Input for this task |
#####

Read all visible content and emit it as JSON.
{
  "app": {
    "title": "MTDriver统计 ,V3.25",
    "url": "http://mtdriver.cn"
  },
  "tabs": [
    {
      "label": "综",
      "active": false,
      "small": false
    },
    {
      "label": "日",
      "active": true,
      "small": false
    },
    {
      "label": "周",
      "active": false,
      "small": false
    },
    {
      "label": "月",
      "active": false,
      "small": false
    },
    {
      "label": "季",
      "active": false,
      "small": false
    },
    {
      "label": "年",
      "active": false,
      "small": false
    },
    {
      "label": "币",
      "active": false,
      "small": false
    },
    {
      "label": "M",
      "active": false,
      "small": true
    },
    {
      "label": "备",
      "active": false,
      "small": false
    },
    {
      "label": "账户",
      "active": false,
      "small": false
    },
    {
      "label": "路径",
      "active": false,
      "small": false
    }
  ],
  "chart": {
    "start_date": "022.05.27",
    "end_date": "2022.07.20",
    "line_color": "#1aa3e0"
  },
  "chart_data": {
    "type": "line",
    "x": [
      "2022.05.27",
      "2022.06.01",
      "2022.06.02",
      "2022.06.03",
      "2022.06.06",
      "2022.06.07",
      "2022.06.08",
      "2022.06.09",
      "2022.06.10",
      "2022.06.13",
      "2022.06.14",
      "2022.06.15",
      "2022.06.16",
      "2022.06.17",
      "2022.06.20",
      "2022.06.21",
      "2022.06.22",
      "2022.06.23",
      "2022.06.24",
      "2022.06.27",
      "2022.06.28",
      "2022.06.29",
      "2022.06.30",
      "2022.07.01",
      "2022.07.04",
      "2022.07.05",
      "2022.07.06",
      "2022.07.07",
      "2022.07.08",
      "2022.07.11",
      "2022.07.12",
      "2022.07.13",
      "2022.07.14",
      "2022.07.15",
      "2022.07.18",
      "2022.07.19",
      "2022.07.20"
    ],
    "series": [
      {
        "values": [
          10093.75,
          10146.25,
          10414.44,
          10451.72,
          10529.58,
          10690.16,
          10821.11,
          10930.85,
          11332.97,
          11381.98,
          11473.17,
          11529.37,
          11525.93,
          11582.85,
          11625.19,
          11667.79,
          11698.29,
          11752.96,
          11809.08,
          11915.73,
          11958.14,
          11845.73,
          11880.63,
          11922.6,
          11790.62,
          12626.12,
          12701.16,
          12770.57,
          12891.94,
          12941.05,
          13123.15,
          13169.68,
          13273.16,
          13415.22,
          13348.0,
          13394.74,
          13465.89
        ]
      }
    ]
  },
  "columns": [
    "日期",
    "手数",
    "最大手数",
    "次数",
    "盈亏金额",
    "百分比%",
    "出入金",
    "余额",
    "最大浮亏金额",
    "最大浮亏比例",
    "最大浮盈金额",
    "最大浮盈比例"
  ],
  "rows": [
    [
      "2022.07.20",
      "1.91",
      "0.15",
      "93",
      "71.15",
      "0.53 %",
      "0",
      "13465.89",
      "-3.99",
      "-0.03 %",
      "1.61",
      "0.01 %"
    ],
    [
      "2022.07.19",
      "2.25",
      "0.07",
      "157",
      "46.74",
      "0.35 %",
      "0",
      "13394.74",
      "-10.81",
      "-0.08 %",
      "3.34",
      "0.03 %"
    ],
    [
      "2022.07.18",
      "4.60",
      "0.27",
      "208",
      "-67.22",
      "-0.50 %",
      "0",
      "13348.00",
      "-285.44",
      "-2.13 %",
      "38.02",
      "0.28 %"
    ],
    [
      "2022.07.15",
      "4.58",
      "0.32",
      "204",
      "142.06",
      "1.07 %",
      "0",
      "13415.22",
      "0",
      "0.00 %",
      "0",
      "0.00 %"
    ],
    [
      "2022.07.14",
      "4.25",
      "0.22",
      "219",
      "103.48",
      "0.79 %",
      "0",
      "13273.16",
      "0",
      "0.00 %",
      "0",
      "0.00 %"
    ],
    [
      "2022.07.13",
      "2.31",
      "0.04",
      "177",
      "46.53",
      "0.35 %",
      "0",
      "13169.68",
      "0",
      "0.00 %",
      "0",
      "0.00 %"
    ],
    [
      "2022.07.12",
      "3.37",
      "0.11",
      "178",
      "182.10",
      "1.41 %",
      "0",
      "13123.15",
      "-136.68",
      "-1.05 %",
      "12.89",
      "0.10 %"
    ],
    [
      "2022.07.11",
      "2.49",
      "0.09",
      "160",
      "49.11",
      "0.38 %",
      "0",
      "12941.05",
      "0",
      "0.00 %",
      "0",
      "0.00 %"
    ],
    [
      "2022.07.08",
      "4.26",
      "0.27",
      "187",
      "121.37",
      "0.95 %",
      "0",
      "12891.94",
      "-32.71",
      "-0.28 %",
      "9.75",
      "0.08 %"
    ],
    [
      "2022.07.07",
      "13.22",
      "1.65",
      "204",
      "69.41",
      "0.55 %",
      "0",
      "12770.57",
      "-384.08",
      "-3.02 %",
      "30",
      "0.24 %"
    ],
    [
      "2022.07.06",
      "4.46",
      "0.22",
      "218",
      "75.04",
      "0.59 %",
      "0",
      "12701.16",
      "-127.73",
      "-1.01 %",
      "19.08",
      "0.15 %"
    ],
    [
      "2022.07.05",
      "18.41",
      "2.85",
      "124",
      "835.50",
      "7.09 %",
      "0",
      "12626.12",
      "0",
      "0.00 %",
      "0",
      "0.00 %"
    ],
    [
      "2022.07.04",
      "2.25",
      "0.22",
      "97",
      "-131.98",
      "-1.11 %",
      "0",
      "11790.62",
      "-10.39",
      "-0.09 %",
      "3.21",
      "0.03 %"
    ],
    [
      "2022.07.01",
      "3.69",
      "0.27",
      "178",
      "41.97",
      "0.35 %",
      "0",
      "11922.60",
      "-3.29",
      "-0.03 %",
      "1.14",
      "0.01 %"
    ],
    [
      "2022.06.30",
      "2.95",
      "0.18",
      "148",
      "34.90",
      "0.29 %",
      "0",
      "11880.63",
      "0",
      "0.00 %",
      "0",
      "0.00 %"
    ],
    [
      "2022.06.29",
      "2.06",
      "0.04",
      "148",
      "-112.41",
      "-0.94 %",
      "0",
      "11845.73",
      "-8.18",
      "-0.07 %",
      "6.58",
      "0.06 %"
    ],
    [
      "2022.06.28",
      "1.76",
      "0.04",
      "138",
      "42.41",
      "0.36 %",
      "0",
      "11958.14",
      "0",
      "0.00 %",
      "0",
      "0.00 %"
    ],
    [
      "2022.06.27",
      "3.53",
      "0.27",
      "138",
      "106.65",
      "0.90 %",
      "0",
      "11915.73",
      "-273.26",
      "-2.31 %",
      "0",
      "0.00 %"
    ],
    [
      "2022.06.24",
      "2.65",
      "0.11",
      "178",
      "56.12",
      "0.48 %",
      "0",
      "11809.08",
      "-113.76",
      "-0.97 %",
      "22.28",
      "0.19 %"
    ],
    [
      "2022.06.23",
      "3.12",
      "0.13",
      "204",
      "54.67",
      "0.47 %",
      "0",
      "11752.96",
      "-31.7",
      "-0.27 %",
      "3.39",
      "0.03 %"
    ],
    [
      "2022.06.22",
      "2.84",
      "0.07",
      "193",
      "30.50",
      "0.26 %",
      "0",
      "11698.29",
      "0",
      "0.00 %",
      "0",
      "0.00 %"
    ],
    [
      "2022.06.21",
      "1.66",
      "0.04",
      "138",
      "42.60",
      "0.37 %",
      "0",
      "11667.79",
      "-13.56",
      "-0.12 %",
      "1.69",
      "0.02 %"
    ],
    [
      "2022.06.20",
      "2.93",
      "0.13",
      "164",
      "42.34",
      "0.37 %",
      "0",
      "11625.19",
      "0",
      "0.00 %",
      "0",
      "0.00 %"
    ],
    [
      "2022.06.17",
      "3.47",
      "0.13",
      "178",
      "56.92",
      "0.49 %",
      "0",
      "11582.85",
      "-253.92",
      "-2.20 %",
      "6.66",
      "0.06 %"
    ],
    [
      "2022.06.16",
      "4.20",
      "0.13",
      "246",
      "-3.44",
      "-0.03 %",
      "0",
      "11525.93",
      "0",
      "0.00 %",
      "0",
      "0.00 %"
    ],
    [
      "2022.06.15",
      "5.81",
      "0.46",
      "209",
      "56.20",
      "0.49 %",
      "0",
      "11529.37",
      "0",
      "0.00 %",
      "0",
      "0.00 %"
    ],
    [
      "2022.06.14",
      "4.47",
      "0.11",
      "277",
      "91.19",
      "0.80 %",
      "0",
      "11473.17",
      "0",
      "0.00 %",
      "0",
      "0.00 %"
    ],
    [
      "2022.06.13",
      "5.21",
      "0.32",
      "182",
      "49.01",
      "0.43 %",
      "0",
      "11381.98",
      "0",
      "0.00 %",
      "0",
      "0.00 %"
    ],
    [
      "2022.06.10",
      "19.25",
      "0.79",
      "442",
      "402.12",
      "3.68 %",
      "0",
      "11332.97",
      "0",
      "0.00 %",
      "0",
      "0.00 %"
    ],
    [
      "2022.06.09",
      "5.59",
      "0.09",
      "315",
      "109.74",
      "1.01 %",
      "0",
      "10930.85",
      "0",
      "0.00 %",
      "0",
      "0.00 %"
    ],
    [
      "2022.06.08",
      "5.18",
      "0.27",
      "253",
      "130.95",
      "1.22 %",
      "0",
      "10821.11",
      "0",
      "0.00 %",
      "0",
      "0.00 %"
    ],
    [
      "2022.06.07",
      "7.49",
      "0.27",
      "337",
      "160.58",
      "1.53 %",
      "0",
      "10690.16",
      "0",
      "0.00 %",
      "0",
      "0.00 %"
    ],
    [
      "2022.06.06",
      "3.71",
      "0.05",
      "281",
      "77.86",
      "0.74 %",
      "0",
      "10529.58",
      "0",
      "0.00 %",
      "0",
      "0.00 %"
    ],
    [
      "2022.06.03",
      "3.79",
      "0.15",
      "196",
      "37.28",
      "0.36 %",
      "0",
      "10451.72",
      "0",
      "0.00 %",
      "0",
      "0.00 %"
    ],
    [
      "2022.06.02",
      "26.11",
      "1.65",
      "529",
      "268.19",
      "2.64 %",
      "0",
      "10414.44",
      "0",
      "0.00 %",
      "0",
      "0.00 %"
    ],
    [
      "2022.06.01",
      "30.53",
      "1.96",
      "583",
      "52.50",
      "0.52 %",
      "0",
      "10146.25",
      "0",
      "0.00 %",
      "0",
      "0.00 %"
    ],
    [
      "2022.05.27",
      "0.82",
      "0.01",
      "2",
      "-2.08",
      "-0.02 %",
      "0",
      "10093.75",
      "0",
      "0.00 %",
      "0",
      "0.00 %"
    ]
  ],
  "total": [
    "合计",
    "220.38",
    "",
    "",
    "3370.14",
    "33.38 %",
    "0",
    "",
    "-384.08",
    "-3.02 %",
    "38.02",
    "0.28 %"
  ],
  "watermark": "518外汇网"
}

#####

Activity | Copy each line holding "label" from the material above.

Output below |
      "label": "综",
      "label": "日",
      "label": "周",
      "label": "月",
      "label": "季",
      "label": "年",
      "label": "币",
      "label": "M",
      "label": "备",
      "label": "账户",
      "label": "路径",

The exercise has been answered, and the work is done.